Fully agree with David Barneby. We have had sufficient opinion polls now to indicate that the majority of the British people have simply had enough of the entire profligate EU Gravy Train. We are sick to the teeth at having to subsidise French etc peasant farmers, etc, etc, hence the dramatic rise in support for UKIP!!!!

David Horton said...

Following on from my above, there are some conclusions that the Open Europe team cannot fail to have realised.

Cameron won’t convince 26 (27) EU nations, Rompuy, Barroso and Britain’s mate, Herr Schulz, to make meaningful concessions, but even if he did, he will not get voted in because the EUsceptic vote will turn to UKIP
Miliband is fairly pro-EU, despite some real fears about the number of old labour voters who will also turn to UKIP
Clegg and the Liberal are of course very pro-EU, but will be wiped out next election.
Farage will see a huge swing, not enough to win seats, but easily enough to spoil.

Another hung parliament, another five years of being tied to this runaway EU without any prospect for a referendum.

So, assuming the EU won’t concede a cent to Britain and keeps charging towards political union, the people of Britain have only one choice. Unless Cameron changes his stance, the electorate must vote UKIP. If they don’t, Britain faces the inevitable; that of becoming merely a province in the United States of Europe, at some time in the future.

It sounds alarmist, but what other course of action has the EU? If it doesn’t grow closer by union, it will either split into north and south, or fall apart.

So although it is comforting to know that Britain and Germany have many areas of common ground; frankly, it don’t amount to a hill of beans. Britain can’t leave unless there is a political imperative from a party or coalition in Westminster. Voting Conservative, Labour or Liberal is a vote to stay in the EU.

Anonymous said...

OE's proposals are good and seek to reduce the attraction of the UK's benefits system.

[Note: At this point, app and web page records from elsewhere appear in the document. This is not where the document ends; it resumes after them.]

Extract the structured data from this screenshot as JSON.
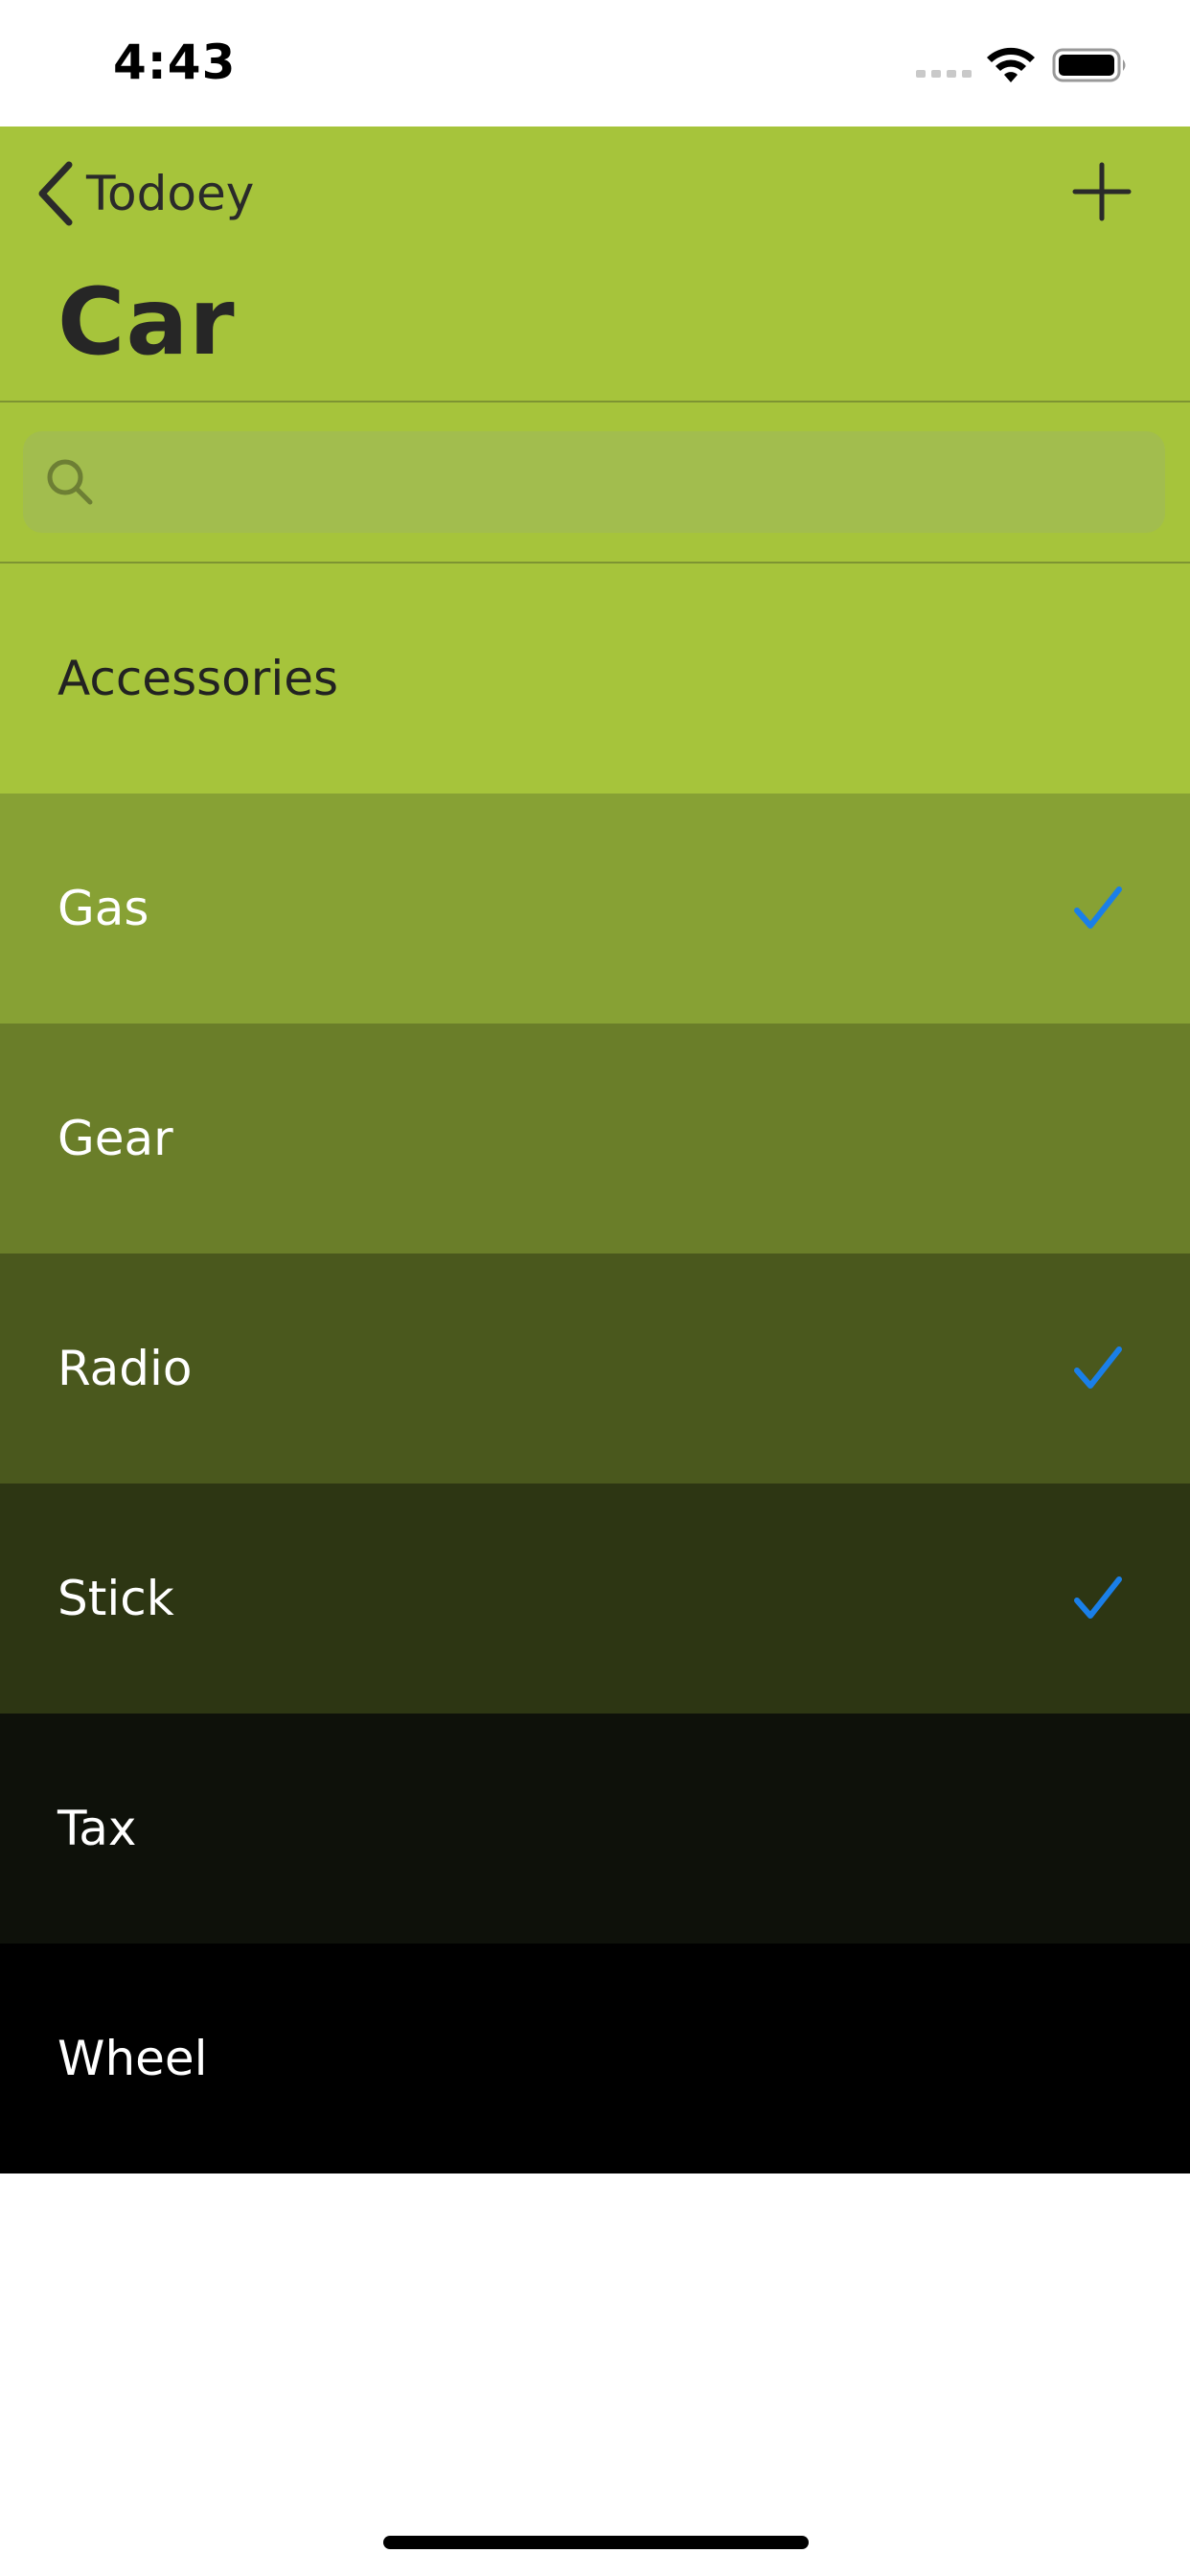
{
  "status_bar": {
    "time": "4:43",
    "signal_icon": "signal-dots-icon",
    "wifi_icon": "wifi-icon",
    "battery_icon": "battery-icon"
  },
  "nav": {
    "back_label": "Todoey",
    "back_icon": "chevron-left-icon",
    "add_icon": "plus-icon",
    "title": "Car",
    "bar_color": "#a6c43b"
  },
  "search": {
    "placeholder": "",
    "value": "",
    "icon": "search-icon"
  },
  "items": [
    {
      "label": "Accessories",
      "done": false,
      "bg": "#a6c43b",
      "text_color": "#222222"
    },
    {
      "label": "Gas",
      "done": true,
      "bg": "#87a134",
      "text_color": "#ffffff"
    },
    {
      "label": "Gear",
      "done": false,
      "bg": "#6a7e29",
      "text_color": "#ffffff"
    },
    {
      "label": "Radio",
      "done": true,
      "bg": "#4a581d",
      "text_color": "#ffffff"
    },
    {
      "label": "Stick",
      "done": true,
      "bg": "#2d3613",
      "text_color": "#ffffff"
    },
    {
      "label": "Tax",
      "done": false,
      "bg": "#0e110a",
      "text_color": "#ffffff"
    },
    {
      "label": "Wheel",
      "done": false,
      "bg": "#000000",
      "text_color": "#ffffff"
    }
  ],
  "checkmark_color": "#1a7fe8"
}
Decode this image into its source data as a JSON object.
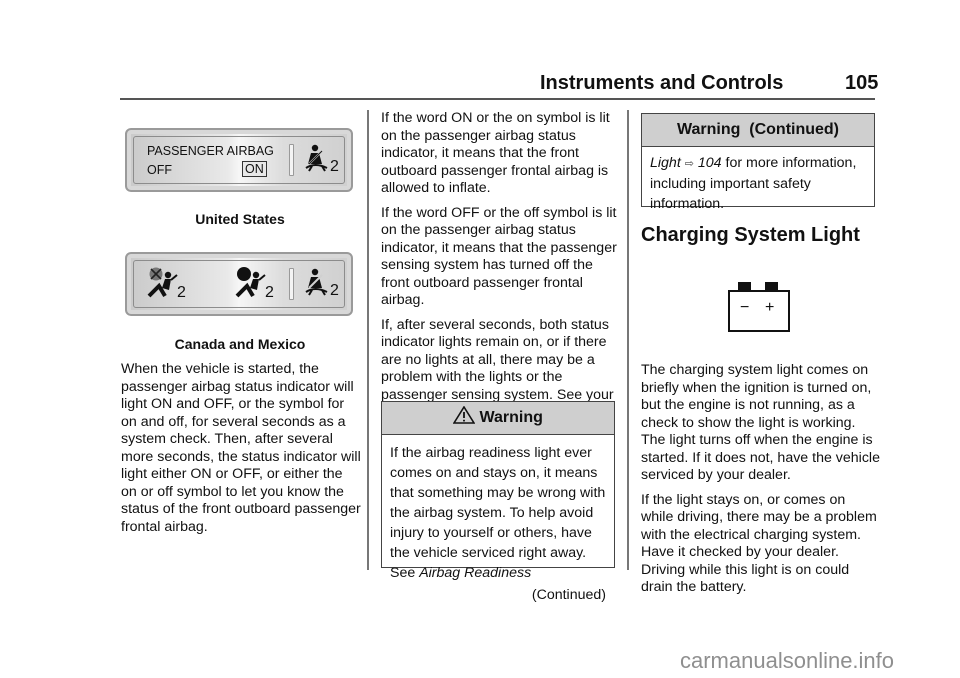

The complicated part of the execution of such ideas is that the EU Commission will have to make changes or agree that the UK can apply only some of its benefits to all EU citizens. This is in my mind very unlikely.
There is however another way of achieving these proposals by simply changing the way that the UK's benefits are applied. The UK could make access to its benefits dependent on residence time.
Those benefits which the UK wish to restrict access could be based on a period of residency. To qualify, the migrant would have to prove residency for a period, of say 3 years before being eligible. For example no unemployment benefit until you have been resident for three years. The same could apply to tax credits for a longer or shorter time.
Health tourism could be effectively stopped by requiring a residency time of much less e.g. 6 months.
The same rules would apply to the indigenous population but would be effectively non-applicable.